Why Hair Loss Can Lead to Hearing Loss

You probably know that loud sounds can damage your hearing, but what does this have to do with hair loss? Firstly, it’s not hair loss from your head that impairs hearing! Of course, hair loss from your head can be incredibly distressing for other reasons, but it won’t make any difference to your hearing. It is the hair in your inner ear that allows the brain to interpret sound waves. Without inner ear hair, you wouldn’t hear anything, no matter how loud.

How Loud Sound Causes Hair Loss

A sound is a form of vibrational energy. This energy is picked up by the inner hairs in your ear and transmitted to the brain as an electrical impulse. You might think that you get information fastest through your eyes, but your ear hairs respond 1000 times faster than your visual receptor cells. This means you hear sounds faster than your brain interprets what you see. When your brain interprets the electrical impulse, this is how you hear sound and how loud it is.

Noise Exposure and Hearing Loss

Loud sound damages your inner ear hair and reduces the energy they can pick up from sound waves. This distorts sound, and slight damage may not be noticeable as it is only the highest pitches (sounds) that you will not hear. The more damage there is, the more your hearing is affected. You may experience different types of hearing loss, including:

  • Difficulty hearing someone speak if there is a lot of background noise
  • Finding it hard to understand if someone speaks fast or has an accent
  • Not being able to hear quiet or softer sounds.

Hearing loss can be temporary, like when you get ringing in your ears after a concert or listening to loud music. But repeated exposure to loud sounds can lead to major damage to your ear’s inner hairs and cause permanent hearing loss.

To find out if you have damaged your hearing, you will need a hearing test which an audiologist should conduct. We asked Lee Fletcher, Company Director and Principal Audiologist at Regain Hearing, why you should visit an audiologist for a hearing test if you have concerns about hearing loss.

He told us, “Audiologists train for three years, and they test your ability to hear a range of different types, pitches, and volumes of sound. After assessing your results to ensure they can restore the very best sound, they prescribe hearing aids and show you how to adjust them. If your hearing aid is bought without an audiologist assessment, it’s like trying to choose the right glasses without a sight test!”

Hearing Loss: FAQs

1.      What Does an Audiologist Do?

An audiologist is a health care professional who tests hearing, diagnoses, and manages hearing loss and balance disorders.

Common hearing problems an audiologist can assess and manage include:

  • Hearing loss
  • Balance problems
  • Dizziness
  • Tinnitus (ringing in the ears).

2.      What Happens if You Don’t Treat Hearing Loss?

Hearing loss may not seem a serious problem, especially if it’s only mild to moderate.

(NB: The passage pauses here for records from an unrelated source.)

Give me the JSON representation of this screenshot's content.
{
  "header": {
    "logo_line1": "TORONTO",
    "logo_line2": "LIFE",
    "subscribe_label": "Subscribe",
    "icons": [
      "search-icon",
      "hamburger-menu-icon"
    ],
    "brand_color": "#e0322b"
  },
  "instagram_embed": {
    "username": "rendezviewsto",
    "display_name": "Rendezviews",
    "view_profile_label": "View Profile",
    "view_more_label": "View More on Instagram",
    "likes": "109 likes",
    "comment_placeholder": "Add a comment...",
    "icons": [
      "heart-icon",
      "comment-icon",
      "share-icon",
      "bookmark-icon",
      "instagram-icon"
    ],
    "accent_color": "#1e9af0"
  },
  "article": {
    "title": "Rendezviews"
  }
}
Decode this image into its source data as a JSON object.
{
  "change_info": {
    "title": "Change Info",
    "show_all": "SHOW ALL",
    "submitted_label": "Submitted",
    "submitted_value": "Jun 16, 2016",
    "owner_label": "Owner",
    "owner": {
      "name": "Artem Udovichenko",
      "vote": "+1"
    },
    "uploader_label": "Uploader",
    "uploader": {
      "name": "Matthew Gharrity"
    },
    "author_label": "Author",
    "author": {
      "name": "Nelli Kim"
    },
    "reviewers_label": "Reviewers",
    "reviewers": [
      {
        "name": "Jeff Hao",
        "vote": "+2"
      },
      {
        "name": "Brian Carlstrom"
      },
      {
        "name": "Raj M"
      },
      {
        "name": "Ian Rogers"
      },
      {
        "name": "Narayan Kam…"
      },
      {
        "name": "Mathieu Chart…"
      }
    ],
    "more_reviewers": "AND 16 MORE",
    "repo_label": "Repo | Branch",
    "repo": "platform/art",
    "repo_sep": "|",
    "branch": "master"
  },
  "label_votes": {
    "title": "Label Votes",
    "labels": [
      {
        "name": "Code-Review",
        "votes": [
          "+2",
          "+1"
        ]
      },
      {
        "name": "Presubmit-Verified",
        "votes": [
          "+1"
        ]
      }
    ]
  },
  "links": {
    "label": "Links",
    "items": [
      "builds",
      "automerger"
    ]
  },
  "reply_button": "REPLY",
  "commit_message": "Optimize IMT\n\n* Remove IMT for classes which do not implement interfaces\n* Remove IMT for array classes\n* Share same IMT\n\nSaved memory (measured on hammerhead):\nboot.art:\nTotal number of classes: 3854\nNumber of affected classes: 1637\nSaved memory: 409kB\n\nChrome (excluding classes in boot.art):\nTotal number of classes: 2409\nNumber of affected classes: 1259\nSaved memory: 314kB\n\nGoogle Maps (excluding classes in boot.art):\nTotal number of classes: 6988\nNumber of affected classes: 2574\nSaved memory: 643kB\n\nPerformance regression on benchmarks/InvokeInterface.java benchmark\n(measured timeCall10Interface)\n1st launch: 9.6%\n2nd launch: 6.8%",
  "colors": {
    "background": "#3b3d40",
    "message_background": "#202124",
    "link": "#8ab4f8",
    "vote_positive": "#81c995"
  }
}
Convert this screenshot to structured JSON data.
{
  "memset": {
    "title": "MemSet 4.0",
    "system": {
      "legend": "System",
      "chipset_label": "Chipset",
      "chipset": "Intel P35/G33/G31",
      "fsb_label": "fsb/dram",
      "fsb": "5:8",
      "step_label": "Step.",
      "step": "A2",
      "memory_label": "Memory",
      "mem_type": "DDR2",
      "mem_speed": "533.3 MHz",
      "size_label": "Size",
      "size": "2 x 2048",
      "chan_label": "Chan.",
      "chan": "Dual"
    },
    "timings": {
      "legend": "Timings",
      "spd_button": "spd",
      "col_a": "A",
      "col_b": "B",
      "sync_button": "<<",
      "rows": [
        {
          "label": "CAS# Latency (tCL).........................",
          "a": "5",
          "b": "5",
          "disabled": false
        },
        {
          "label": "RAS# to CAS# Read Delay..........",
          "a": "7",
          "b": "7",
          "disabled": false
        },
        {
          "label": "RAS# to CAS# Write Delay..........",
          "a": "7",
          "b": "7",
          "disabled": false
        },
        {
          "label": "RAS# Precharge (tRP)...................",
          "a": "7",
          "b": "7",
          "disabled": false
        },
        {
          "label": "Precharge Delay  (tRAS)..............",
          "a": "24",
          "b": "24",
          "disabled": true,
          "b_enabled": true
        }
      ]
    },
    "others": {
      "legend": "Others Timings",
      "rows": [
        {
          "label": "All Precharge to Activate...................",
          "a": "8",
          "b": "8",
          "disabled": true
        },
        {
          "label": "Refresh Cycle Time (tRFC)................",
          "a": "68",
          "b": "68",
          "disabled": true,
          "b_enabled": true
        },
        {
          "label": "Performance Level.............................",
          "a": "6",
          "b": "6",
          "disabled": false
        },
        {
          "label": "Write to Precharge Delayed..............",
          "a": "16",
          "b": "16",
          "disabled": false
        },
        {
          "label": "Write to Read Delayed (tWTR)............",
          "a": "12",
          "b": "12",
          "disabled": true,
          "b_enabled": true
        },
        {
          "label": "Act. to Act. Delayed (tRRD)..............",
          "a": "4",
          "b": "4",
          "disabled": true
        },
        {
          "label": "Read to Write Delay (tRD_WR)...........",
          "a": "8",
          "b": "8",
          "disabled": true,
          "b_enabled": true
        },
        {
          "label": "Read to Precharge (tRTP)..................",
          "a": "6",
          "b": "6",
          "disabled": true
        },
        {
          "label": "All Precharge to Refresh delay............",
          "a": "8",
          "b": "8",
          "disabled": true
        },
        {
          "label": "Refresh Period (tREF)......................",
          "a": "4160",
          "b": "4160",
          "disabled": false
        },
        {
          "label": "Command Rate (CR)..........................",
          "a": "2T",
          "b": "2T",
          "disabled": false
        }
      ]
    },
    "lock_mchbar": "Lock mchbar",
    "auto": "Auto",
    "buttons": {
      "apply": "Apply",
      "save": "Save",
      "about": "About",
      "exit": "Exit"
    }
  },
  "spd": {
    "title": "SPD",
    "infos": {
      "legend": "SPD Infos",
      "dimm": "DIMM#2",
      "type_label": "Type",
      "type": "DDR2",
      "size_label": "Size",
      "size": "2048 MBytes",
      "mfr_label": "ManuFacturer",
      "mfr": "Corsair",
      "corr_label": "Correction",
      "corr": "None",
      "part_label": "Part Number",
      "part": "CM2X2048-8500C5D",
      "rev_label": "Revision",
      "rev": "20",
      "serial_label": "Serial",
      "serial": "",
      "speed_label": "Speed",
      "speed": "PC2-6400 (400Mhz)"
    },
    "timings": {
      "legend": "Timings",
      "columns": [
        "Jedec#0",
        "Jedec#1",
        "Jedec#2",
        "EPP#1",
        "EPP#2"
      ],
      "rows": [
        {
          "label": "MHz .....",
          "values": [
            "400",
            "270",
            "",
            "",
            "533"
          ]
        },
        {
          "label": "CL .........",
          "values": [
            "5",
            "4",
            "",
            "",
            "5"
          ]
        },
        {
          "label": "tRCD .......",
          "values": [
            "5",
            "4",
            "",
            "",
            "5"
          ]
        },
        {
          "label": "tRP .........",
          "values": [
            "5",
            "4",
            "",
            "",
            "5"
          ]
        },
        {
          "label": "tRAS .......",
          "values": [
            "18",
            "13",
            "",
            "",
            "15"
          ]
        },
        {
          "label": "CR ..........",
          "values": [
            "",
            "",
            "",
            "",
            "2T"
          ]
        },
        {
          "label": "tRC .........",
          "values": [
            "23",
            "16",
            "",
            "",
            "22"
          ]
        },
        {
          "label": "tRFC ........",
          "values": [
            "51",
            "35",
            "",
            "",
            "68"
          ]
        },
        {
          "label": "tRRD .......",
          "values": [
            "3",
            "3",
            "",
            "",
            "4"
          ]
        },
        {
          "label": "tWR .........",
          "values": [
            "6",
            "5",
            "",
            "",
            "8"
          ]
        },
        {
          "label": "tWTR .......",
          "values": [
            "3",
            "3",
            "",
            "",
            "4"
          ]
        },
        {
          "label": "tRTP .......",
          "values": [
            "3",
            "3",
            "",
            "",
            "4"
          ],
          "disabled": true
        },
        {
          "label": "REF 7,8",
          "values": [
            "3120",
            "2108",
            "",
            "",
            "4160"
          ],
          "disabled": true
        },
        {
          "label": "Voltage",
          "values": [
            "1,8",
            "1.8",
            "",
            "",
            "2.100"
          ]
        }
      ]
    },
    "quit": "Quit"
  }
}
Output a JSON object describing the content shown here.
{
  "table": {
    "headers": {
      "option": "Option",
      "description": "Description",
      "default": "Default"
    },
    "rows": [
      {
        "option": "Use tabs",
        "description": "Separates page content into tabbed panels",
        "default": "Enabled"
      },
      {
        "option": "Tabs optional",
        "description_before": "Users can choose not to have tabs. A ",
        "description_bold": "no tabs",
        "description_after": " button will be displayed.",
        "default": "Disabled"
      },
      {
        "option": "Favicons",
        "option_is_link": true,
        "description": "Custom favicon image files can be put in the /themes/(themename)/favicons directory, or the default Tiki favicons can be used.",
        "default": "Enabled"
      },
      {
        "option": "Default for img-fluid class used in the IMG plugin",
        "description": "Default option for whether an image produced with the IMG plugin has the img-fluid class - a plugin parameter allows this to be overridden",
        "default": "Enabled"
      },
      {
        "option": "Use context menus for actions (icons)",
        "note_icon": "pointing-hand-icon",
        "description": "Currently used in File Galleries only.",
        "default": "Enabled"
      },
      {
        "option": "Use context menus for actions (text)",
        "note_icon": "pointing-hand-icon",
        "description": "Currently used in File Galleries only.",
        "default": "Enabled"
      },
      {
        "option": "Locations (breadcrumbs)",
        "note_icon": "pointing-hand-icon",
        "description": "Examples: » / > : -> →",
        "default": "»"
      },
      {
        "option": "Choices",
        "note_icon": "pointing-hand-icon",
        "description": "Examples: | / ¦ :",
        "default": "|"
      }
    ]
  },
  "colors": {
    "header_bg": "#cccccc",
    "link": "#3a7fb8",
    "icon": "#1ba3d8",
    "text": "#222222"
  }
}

However, you may not know that hearing loss has been linked to cognitive decline and an increased risk of dementia. This results from your brain receiving fewer electoral impulses from sound waves and not working as hard.

It’s a bit like a muscle you build up with exercise, but if you reduce how much you exercise, it starts to shrink. When your brain is not working hard, over time your cognitive ability will begin to decline. Research has indicated that mild hearing loss doubles the risk of dementia, and you are three times as likely to get dementia with moderate hearing loss.

3.      How is Hearing Loss Cured?

Although scientists are researching how stem cells could cure hearing loss, at present, hearing loss can not be cured. If you have severe hearing loss or are deaf, cochlear implants can help improve your hearing. For mild to moderate hearing loss, a hearing aid can restore your ability to hear a broader range of sounds and sound more clearly.

4.     What Are the Best Hearing Aids?

This is not as simple as you may think. Hearing aids are miraculous pieces of technology, but without a hearing test with an audiologist, even a high-quality hearing aid might not be as beneficial as it could be.

When you have a hearing test assessed by an audiologist, the best hearing aid is prescribed based on your ability to hear different sounds and pitches in all listening situations. When you buy a hearing aid and set it yourself, you won’t know what sounds you cannot hear. Furthermore, you may think your hearing aid is helping you to hear “normally,” but you may be hearing less than you could be.